Sussex Poets. 231
A look that's fasten'd to the ground,
A tongue chain'd up without a sound;
Fountain heads and pathless groves,
Places which pale passion loves:
Moon-light walks, when all the fowls
Are warmly hous'd, save bats and owls;
A midnight bell, a passing groan,
These are the sounds we feed upon:
Then stretch our bones in a still, gloomy valley;
Nothing so dainty sweet as lonely melancholy.
Like to the falling of a star, Or as the flights of eagles are, Or like the fresh Spring's gaudy hue, Or silver drops of morning dew, Or like a wind that chafes the flood, Or bubbles which on water stood : E'en such is man, whose borrow'd light Is straight call'd in and paid to-night :— The wind blows out, the bubble dies; The Spring intomb'd in Autumn lies; The dew's dried up, the star is shot, The flight is past and man forgot.

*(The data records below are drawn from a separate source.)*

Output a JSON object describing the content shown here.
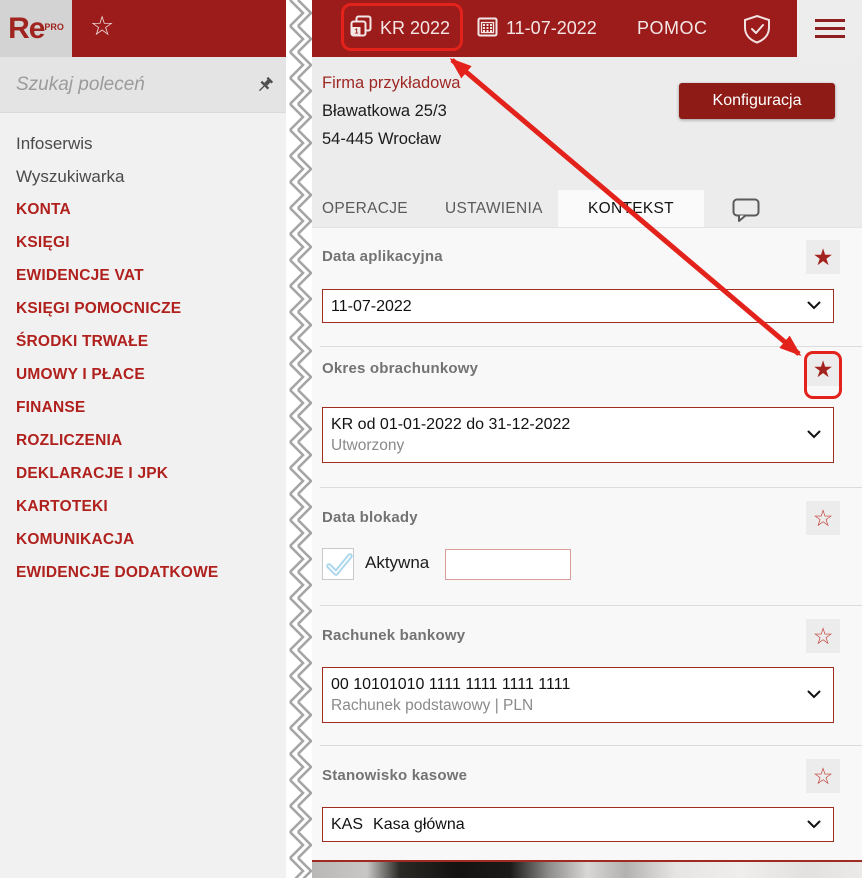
{
  "colors": {
    "topbar_bg": "#9C1C1C",
    "brand_red": "#A02420",
    "menu_item_red": "#B0211E",
    "button_red": "#8E1B16",
    "annotation_red": "#E3221B",
    "select_border_red": "#A02C20",
    "lock_input_border": "#D99C96",
    "checkmark_blue": "#ABD7ED"
  },
  "topbar": {
    "logo": {
      "text": "Re",
      "sup": "PRO"
    },
    "favorites_icon": "star-outline-icon",
    "favorites_glyph": "☆",
    "period_button": {
      "label": "KR 2022",
      "icon": "calendar-stack-icon",
      "badge": "1"
    },
    "date_button": {
      "label": "11-07-2022",
      "icon": "calendar-icon"
    },
    "help_label": "POMOC",
    "security_icon": "shield-check-icon",
    "menu_icon": "hamburger-icon"
  },
  "sidebar": {
    "search": {
      "placeholder": "Szukaj poleceń",
      "value": "",
      "pin_icon": "pushpin-icon"
    },
    "items_plain": [
      "Infoserwis",
      "Wyszukiwarka"
    ],
    "items_modules": [
      "KONTA",
      "KSIĘGI",
      "EWIDENCJE VAT",
      "KSIĘGI POMOCNICZE",
      "ŚRODKI TRWAŁE",
      "UMOWY I PŁACE",
      "FINANSE",
      "ROZLICZENIA",
      "DEKLARACJE I JPK",
      "KARTOTEKI",
      "KOMUNIKACJA",
      "EWIDENCJE DODATKOWE"
    ]
  },
  "main": {
    "company": {
      "name": "Firma przykładowa",
      "address1": "Bławatkowa 25/3",
      "address2": "54-445 Wrocław"
    },
    "config_button": "Konfiguracja",
    "tabs": [
      {
        "label": "OPERACJE",
        "active": false
      },
      {
        "label": "USTAWIENIA",
        "active": false
      },
      {
        "label": "KONTEKST",
        "active": true
      }
    ],
    "feedback_icon": "speech-bubble-icon",
    "sections": {
      "app_date": {
        "label": "Data aplikacyjna",
        "value": "11-07-2022",
        "starred": true,
        "star_glyph": "★"
      },
      "accounting_period": {
        "label": "Okres obrachunkowy",
        "value": "KR od 01-01-2022 do 31-12-2022",
        "status": "Utworzony",
        "starred": true,
        "star_glyph": "★",
        "annotated": true
      },
      "lock_date": {
        "label": "Data blokady",
        "checkbox_label": "Aktywna",
        "checked": true,
        "value": "",
        "starred": false,
        "star_glyph": "☆"
      },
      "bank_account": {
        "label": "Rachunek bankowy",
        "value": "00 10101010 1111 1111 1111 1111",
        "description": "Rachunek podstawowy | PLN",
        "starred": false,
        "star_glyph": "☆"
      },
      "cash_station": {
        "label": "Stanowisko kasowe",
        "code": "KAS",
        "value": "Kasa główna",
        "starred": false,
        "star_glyph": "☆"
      }
    }
  }
}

There is a honeyed sweetness in this verse which has never been surpassed. And yet we question if many Sussex ears have feasted on it before. And Rye, has she any memorial of her greatest son ? We wot not. Otway has not long had one at his birth-place, and Horsham knows nothing of Shelley. But poets like these need no monuments beyond their own works. They alone are indestructible.

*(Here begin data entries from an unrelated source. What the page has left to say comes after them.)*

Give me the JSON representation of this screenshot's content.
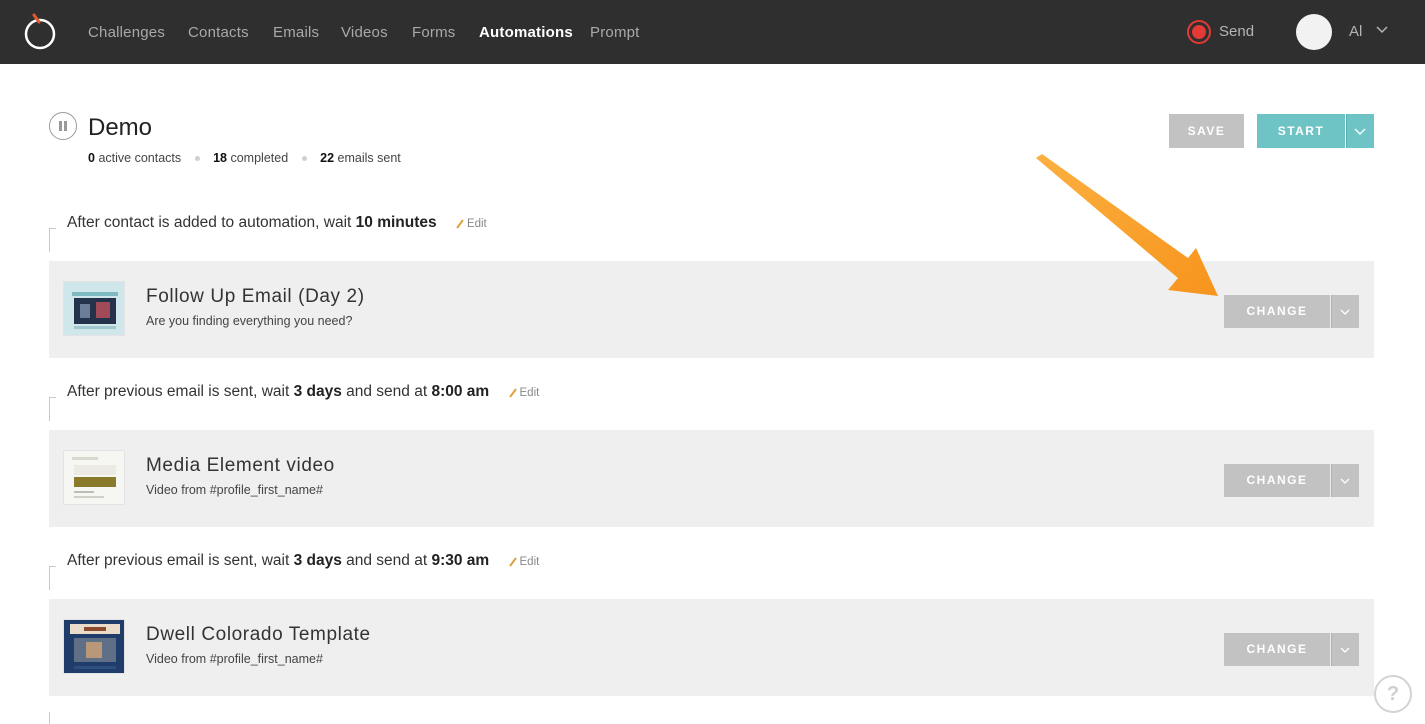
{
  "nav": {
    "items": [
      "Challenges",
      "Contacts",
      "Emails",
      "Videos",
      "Forms",
      "Automations",
      "Prompt"
    ],
    "active": "Automations",
    "send_label": "Send",
    "user_name": "Al"
  },
  "automation": {
    "title": "Demo",
    "active_contacts": "0",
    "active_contacts_label": "active contacts",
    "completed": "18",
    "completed_label": "completed",
    "emails_sent": "22",
    "emails_sent_label": "emails sent",
    "save_label": "SAVE",
    "start_label": "START"
  },
  "waits": [
    {
      "before": "After contact is added to automation, wait ",
      "duration": "10 minutes",
      "mid": "",
      "time": "",
      "edit": "Edit"
    },
    {
      "before": "After previous email is sent, wait ",
      "duration": "3 days",
      "mid": " and send at ",
      "time": "8:00 am",
      "edit": "Edit"
    },
    {
      "before": "After previous email is sent, wait ",
      "duration": "3 days",
      "mid": " and send at ",
      "time": "9:30 am",
      "edit": "Edit"
    }
  ],
  "steps": [
    {
      "title": "Follow Up Email (Day 2)",
      "subtitle": "Are you finding everything you need?",
      "button": "CHANGE"
    },
    {
      "title": "Media Element video",
      "subtitle": "Video from #profile_first_name#",
      "button": "CHANGE"
    },
    {
      "title": "Dwell Colorado Template",
      "subtitle": "Video from #profile_first_name#",
      "button": "CHANGE"
    }
  ],
  "help_label": "?",
  "colors": {
    "accent": "#6ec3c5",
    "record": "#e53935",
    "arrow": "#f7941d",
    "nav_bg": "#2f2f2f"
  }
}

Thomas Otway was born in 1651, in the little village of Trotton (West Sussex), of which his father was curate, and subsequently rector of the adjacent parish of Woolbeding. The spot is well-fitted by its rural beauty and picturesque scenery for a Pastoral Poet. But Otway's genius did not lie, like Fletcher's, in this direction; nor was there, in the licentious age of the second Charles, much demand for that kind of poetry. A new taste and a new style of literature had been imported from France, and a license was permitted— nay, demanded—of writers for the stage that even the later dramatists of James's days would have scarcely satisfied. The Rochesters, the Davenants, and the Ethereges were now